● **Work request**
Using the data below, return all lines in which "Inbusschraube" appears.
(Beginning of Records provided)
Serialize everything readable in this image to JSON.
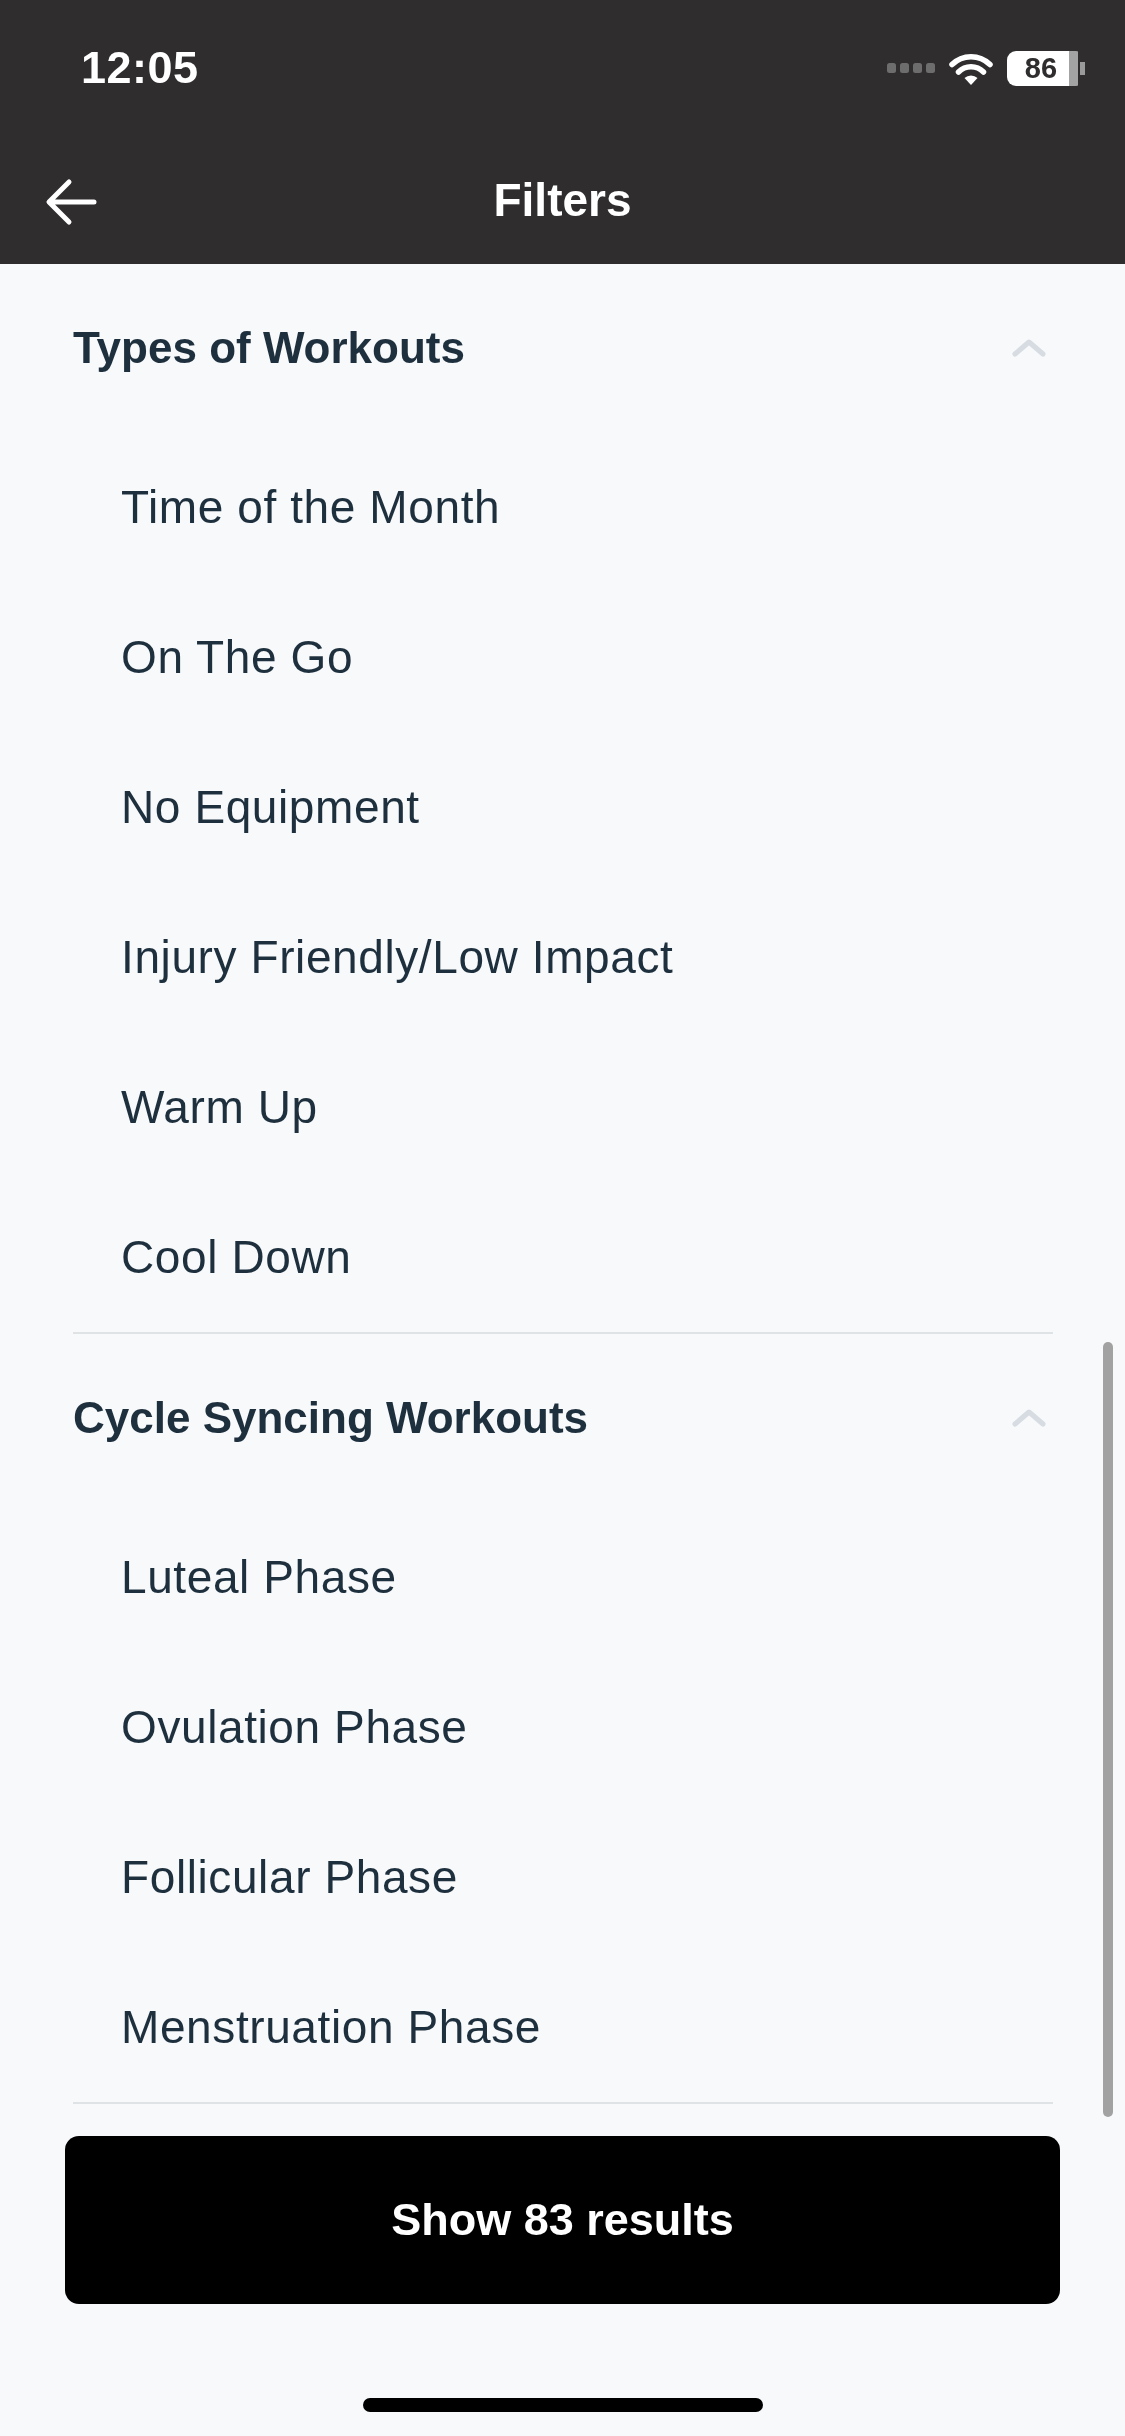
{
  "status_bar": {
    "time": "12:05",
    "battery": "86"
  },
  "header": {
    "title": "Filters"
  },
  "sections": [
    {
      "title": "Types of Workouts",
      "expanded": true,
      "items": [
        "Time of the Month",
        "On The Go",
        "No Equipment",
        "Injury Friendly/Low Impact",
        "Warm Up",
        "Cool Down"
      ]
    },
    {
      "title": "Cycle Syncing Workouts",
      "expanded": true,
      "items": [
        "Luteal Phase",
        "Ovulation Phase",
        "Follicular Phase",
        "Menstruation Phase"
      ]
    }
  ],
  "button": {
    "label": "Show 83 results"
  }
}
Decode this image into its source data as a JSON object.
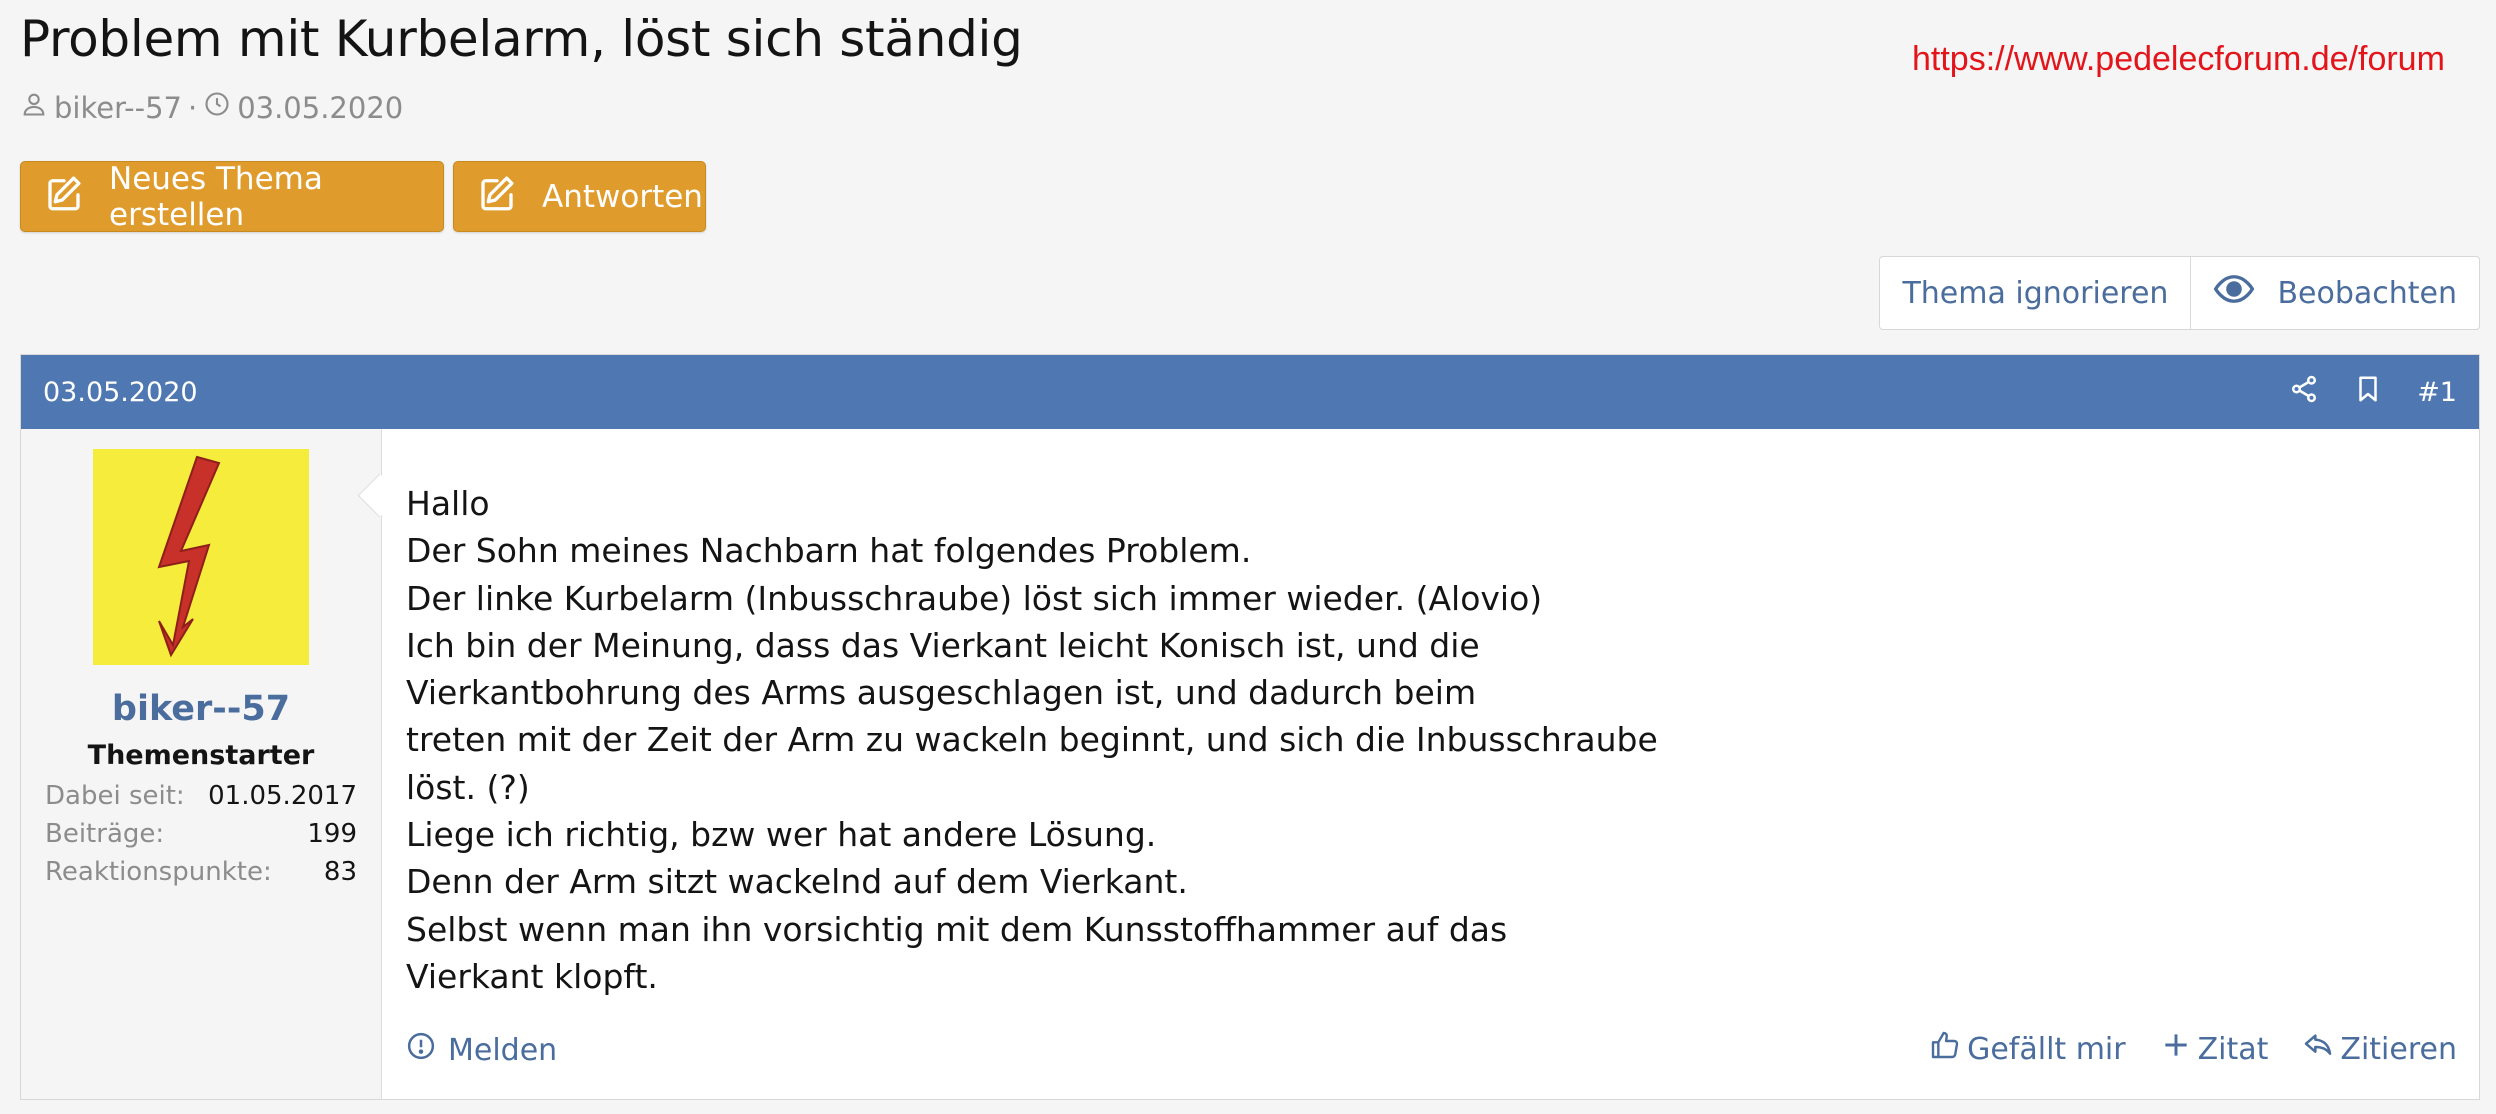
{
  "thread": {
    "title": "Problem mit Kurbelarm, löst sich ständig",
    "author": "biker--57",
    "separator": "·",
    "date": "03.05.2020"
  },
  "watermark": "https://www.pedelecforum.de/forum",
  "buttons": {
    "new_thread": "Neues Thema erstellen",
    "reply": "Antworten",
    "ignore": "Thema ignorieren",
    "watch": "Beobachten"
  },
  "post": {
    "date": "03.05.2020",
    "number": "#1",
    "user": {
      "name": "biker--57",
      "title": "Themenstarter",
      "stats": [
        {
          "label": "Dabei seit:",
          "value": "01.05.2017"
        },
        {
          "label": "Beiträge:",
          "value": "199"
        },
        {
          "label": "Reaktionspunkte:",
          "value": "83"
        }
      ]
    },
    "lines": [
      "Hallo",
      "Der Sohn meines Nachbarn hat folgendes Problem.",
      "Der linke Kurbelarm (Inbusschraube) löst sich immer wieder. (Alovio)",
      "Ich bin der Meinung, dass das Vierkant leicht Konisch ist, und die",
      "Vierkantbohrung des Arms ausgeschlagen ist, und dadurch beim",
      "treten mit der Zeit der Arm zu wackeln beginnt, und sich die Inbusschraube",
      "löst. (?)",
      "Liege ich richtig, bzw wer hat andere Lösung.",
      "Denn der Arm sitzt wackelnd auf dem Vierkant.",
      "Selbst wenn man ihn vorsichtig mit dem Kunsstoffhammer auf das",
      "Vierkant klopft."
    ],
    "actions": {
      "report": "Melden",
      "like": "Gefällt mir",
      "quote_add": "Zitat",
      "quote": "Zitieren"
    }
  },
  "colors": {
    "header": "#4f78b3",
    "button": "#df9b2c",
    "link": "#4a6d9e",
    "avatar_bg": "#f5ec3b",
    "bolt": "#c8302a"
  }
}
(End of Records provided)
● **Task output**
      "Der linke Kurbelarm (Inbusschraube) löst sich immer wieder. (Alovio)",
      "treten mit der Zeit der Arm zu wackeln beginnt, und sich die Inbusschraube",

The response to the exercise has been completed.